**Problem description**
Type out each entry exactly.

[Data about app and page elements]
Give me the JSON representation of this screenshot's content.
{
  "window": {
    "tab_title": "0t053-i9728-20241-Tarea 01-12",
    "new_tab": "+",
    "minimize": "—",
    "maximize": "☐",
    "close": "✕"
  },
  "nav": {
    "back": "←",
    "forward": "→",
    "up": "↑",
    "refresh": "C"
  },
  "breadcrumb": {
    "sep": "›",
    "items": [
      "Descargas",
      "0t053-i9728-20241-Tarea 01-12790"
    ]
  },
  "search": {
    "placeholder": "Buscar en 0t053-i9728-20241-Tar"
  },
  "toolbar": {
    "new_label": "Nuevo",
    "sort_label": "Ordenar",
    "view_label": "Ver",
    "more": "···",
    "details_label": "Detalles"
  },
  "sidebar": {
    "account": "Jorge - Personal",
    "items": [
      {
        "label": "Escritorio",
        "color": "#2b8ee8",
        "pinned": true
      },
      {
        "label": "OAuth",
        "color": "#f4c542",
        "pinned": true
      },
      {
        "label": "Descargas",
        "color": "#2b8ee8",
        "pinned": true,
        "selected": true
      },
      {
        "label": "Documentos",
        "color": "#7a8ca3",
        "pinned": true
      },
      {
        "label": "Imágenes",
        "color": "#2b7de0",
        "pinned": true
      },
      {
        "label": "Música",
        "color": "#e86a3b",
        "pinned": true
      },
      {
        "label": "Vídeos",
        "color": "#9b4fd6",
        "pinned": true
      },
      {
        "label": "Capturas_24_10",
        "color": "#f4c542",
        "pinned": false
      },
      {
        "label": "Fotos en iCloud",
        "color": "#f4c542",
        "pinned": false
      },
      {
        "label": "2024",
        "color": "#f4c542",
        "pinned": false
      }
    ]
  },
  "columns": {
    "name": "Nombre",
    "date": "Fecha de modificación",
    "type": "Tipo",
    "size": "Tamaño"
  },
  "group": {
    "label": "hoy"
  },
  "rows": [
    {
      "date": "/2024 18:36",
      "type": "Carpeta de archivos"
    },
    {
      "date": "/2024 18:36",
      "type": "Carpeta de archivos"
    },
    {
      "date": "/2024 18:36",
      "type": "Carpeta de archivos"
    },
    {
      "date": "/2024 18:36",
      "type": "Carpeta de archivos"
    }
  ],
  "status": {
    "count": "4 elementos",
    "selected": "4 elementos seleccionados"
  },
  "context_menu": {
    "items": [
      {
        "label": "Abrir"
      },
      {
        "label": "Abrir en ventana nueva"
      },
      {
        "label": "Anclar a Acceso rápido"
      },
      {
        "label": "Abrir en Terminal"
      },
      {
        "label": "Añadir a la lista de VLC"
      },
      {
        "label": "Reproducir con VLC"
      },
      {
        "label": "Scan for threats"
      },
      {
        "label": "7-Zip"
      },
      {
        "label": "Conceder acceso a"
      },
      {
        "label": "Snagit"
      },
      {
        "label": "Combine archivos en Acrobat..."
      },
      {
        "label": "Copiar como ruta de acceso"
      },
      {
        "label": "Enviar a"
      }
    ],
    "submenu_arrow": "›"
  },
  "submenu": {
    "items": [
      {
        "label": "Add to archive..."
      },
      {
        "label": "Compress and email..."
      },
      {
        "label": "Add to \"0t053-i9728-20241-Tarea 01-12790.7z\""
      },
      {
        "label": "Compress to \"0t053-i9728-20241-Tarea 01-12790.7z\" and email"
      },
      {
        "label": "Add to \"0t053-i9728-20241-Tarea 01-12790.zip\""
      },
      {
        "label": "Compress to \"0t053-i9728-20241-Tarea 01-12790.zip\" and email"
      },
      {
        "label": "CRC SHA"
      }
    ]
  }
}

**Result for this task**
Give me the JSON representation of this screenshot's content.
{
  "window": {
    "tab_title": "0t053-i9728-20241-Tarea 01-12",
    "new_tab": "+",
    "minimize": "—",
    "maximize": "☐",
    "close": "✕"
  },
  "nav": {
    "back": "←",
    "forward": "→",
    "up": "↑",
    "refresh": "C"
  },
  "breadcrumb": {
    "sep": "›",
    "items": [
      "Descargas",
      "0t053-i9728-20241-Tarea 01-12790"
    ]
  },
  "search": {
    "placeholder": "Buscar en 0t053-i9728-20241-Tar"
  },
  "toolbar": {
    "new_label": "Nuevo",
    "sort_label": "Ordenar",
    "view_label": "Ver",
    "more": "···",
    "details_label": "Detalles"
  },
  "sidebar": {
    "account": "Jorge - Personal",
    "items": [
      {
        "label": "Escritorio",
        "color": "#2b8ee8",
        "pinned": true
      },
      {
        "label": "OAuth",
        "color": "#f4c542",
        "pinned": true
      },
      {
        "label": "Descargas",
        "color": "#2b8ee8",
        "pinned": true,
        "selected": true
      },
      {
        "label": "Documentos",
        "color": "#7a8ca3",
        "pinned": true
      },
      {
        "label": "Imágenes",
        "color": "#2b7de0",
        "pinned": true
      },
      {
        "label": "Música",
        "color": "#e86a3b",
        "pinned": true
      },
      {
        "label": "Vídeos",
        "color": "#9b4fd6",
        "pinned": true
      },
      {
        "label": "Capturas_24_10",
        "color": "#f4c542",
        "pinned": false
      },
      {
        "label": "Fotos en iCloud",
        "color": "#f4c542",
        "pinned": false
      },
      {
        "label": "2024",
        "color": "#f4c542",
        "pinned": false
      }
    ]
  },
  "columns": {
    "name": "Nombre",
    "date": "Fecha de modificación",
    "type": "Tipo",
    "size": "Tamaño"
  },
  "group": {
    "label": "hoy"
  },
  "rows": [
    {
      "date": "/2024 18:36",
      "type": "Carpeta de archivos"
    },
    {
      "date": "/2024 18:36",
      "type": "Carpeta de archivos"
    },
    {
      "date": "/2024 18:36",
      "type": "Carpeta de archivos"
    },
    {
      "date": "/2024 18:36",
      "type": "Carpeta de archivos"
    }
  ],
  "status": {
    "count": "4 elementos",
    "selected": "4 elementos seleccionados"
  },
  "context_menu": {
    "items": [
      {
        "label": "Abrir"
      },
      {
        "label": "Abrir en ventana nueva"
      },
      {
        "label": "Anclar a Acceso rápido"
      },
      {
        "label": "Abrir en Terminal"
      },
      {
        "label": "Añadir a la lista de VLC"
      },
      {
        "label": "Reproducir con VLC"
      },
      {
        "label": "Scan for threats"
      },
      {
        "label": "7-Zip"
      },
      {
        "label": "Conceder acceso a"
      },
      {
        "label": "Snagit"
      },
      {
        "label": "Combine archivos en Acrobat..."
      },
      {
        "label": "Copiar como ruta de acceso"
      },
      {
        "label": "Enviar a"
      }
    ],
    "submenu_arrow": "›"
  },
  "submenu": {
    "items": [
      {
        "label": "Add to archive..."
      },
      {
        "label": "Compress and email..."
      },
      {
        "label": "Add to \"0t053-i9728-20241-Tarea 01-12790.7z\""
      },
      {
        "label": "Compress to \"0t053-i9728-20241-Tarea 01-12790.7z\" and email"
      },
      {
        "label": "Add to \"0t053-i9728-20241-Tarea 01-12790.zip\""
      },
      {
        "label": "Compress to \"0t053-i9728-20241-Tarea 01-12790.zip\" and email"
      },
      {
        "label": "CRC SHA"
      }
    ]
  }
}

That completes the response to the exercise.